● **Aim of the exercise**: Pick out and copy every line below that has the word "handle".

● **Web page and app entries**:
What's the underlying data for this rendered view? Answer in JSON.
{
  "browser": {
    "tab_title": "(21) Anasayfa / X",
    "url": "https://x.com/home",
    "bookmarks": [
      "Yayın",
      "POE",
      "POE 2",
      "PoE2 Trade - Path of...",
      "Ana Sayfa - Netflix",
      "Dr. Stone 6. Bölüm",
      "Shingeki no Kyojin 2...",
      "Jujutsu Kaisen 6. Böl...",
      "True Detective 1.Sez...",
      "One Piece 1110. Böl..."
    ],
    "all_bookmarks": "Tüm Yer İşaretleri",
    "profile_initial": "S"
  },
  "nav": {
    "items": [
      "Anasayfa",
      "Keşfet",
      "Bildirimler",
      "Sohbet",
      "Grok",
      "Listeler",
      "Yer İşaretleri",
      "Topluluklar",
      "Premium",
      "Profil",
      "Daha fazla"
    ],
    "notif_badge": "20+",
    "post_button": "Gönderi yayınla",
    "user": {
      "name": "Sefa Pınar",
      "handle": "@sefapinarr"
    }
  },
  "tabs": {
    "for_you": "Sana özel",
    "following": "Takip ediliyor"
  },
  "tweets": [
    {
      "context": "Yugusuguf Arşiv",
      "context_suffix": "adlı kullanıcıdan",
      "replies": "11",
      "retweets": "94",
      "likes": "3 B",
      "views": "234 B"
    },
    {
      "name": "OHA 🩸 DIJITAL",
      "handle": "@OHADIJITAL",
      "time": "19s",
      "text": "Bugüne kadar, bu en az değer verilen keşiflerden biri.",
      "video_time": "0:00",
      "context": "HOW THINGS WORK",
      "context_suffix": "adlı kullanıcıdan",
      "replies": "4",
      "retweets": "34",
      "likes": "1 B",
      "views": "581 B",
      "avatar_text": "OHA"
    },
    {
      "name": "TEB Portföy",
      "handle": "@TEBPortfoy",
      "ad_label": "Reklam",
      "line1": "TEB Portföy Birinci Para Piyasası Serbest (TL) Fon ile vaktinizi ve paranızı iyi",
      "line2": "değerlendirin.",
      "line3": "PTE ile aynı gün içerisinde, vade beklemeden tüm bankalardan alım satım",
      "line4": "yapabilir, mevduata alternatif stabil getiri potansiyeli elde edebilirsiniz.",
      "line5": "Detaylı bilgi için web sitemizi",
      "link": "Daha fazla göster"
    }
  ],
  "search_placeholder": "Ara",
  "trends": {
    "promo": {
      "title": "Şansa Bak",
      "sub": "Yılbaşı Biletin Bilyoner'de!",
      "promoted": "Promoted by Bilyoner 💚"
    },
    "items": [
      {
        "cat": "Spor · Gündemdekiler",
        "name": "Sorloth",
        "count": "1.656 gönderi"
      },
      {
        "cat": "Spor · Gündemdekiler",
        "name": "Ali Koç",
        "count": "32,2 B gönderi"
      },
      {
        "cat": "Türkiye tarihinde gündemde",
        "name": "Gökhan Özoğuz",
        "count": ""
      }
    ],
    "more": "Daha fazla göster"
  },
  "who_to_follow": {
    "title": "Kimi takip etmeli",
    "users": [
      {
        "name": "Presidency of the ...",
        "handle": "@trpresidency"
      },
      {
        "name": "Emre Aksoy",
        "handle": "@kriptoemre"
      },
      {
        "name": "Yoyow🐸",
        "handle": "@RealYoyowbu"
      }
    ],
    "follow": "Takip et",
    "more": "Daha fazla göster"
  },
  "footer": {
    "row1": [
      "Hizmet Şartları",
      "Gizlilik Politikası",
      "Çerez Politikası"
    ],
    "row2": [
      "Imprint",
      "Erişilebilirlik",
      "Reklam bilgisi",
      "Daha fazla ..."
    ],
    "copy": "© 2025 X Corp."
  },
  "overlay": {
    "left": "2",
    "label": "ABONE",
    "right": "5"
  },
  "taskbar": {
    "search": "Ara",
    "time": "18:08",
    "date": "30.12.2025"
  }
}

● **Your solution**:
      "handle": "@sefapinarr"
      "handle": "@OHADIJITAL",
      "handle": "@TEBPortfoy",
        "handle": "@trpresidency"
        "handle": "@kriptoemre"
        "handle": "@RealYoyowbu"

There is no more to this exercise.